Today was the day because Murray volunteered to make his famous sourdough pancakes for our church yesterday. He was totally jazzed up about it - if you know him, you know how he gets. On fire! I could sell tickets. He even had me go buy a 5 gallon bucket to make the starter in.
The pancake feed went great - everyone loved them (of course). He had gotten a little carried away with the 5 gallon bucket of starter though and we had some left over. Not one to let good sourdough starter go to waste, I promised I'd make some sourdough bread, thinking of the No-Knead Bread recipe.
This morning I rolled up my sleeves and tackled the bread.
I've made a fair amount of bread in my day (most exotic: in a mud oven in Papua New Guinea, most recent: about 14 loaves of cinnamon swirl bread for Christmas gifts). My mom bakes a lot of bread, but strangely she wasn't the one who taught me how to make it. My Aunt Kathy taught me one summer up at their gold mine outside of Dawson City, Yukon Territory. She was pregnant with my cousin Mike that summer and still cooking for the crew. So someone (my mom? Jim? my Grandma?) had the idea that I go up and help out. I was 18 and happy to try something new, especially with Jim, Kathy and the kids who are great fun. I honestly don't know if I was any help to her at all. Kathy is quite competent. But I did learn how to make doughnuts and bread and, even more importantly, not to get too overwhelmed by cooking large amounts of food (which has stood me in good stead ever since) - and I had a great time.
All that to say, I have some experience to judge bread dough. But this bread is not like that bread and I was curious how it would turn out. I had enough starter to get 3 loaves going, and 2 will be ready in the morning. (I did 3 slightly different methods to see what works best. I put the other 2 in our "cold room" - in a house this big there are a few of those). The first one I kept in our coolish kitchen all day and baked it this evening, intending it for dinner. I could tell it was a little too wet, so I thought I might have a just messy lesson on my hands, but it exceeded my expectations. It smelled and looked so good that Murray and I tore into it before dinner - and it tasted as good as it hinted it might.
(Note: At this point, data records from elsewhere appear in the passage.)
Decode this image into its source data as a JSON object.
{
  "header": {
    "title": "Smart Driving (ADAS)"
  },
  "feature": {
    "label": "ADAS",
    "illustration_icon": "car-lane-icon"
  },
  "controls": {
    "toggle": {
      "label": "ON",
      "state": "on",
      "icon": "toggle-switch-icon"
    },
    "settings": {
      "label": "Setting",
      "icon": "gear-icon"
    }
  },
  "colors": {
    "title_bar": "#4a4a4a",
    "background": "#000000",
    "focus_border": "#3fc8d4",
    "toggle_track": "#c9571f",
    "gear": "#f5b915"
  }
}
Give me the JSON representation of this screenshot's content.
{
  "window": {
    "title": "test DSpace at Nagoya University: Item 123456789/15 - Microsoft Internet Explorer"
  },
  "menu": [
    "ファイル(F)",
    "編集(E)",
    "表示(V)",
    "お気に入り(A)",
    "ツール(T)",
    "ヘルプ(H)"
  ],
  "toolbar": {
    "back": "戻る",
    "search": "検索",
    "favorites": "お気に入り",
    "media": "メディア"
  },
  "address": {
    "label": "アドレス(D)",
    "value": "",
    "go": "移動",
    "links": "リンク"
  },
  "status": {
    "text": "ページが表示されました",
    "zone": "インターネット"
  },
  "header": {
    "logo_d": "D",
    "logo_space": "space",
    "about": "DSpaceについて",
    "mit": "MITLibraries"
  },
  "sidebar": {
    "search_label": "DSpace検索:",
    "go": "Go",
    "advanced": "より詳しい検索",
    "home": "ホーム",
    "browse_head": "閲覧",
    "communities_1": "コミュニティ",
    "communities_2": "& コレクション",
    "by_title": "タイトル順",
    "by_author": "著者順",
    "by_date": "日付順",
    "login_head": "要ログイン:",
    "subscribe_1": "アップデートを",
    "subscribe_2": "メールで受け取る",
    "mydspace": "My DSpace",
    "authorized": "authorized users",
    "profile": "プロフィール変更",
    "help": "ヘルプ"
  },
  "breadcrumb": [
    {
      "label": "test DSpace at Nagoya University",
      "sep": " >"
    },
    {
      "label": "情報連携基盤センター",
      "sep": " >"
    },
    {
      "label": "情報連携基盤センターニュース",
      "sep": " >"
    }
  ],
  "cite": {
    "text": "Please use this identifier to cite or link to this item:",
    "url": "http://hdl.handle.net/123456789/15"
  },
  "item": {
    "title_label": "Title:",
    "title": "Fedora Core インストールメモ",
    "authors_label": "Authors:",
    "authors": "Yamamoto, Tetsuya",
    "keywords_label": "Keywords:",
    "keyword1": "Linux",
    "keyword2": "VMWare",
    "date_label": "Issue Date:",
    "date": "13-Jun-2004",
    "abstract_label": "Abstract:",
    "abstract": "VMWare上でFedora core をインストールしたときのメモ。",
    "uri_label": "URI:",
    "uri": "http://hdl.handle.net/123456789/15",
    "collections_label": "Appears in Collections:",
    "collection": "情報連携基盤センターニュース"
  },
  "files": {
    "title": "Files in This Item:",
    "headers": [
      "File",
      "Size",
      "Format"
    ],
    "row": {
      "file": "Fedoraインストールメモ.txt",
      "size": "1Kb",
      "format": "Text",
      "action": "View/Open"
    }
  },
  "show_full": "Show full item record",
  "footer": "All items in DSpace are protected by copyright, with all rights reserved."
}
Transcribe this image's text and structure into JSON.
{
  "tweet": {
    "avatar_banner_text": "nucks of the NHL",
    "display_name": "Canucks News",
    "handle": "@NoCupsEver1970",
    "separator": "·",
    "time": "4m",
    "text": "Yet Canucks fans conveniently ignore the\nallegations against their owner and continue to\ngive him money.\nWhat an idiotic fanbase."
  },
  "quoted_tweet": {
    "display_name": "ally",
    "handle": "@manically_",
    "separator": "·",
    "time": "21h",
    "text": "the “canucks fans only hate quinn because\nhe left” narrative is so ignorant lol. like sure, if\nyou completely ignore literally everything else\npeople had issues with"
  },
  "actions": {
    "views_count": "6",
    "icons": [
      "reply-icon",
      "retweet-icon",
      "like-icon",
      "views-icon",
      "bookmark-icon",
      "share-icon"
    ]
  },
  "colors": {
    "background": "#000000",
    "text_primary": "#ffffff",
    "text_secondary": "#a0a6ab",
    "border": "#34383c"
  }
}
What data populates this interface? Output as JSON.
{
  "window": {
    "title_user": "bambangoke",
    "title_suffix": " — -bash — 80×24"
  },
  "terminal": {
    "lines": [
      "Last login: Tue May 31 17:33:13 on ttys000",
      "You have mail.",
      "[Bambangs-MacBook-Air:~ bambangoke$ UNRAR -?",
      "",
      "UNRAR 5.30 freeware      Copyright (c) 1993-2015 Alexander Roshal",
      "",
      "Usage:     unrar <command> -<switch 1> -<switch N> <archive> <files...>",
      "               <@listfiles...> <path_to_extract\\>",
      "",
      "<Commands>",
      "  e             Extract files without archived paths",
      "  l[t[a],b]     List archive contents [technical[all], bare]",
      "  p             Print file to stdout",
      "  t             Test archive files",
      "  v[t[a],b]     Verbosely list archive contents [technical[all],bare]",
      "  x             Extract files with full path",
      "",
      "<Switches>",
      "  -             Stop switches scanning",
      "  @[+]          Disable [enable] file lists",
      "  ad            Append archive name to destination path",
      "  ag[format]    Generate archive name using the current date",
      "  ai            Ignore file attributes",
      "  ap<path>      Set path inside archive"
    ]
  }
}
It's actually a real sourdough bread - which I don't think was the intention of the original recipe but which I'm thrilled about. And tomorrow we'll see how the other 2 loaves turn out!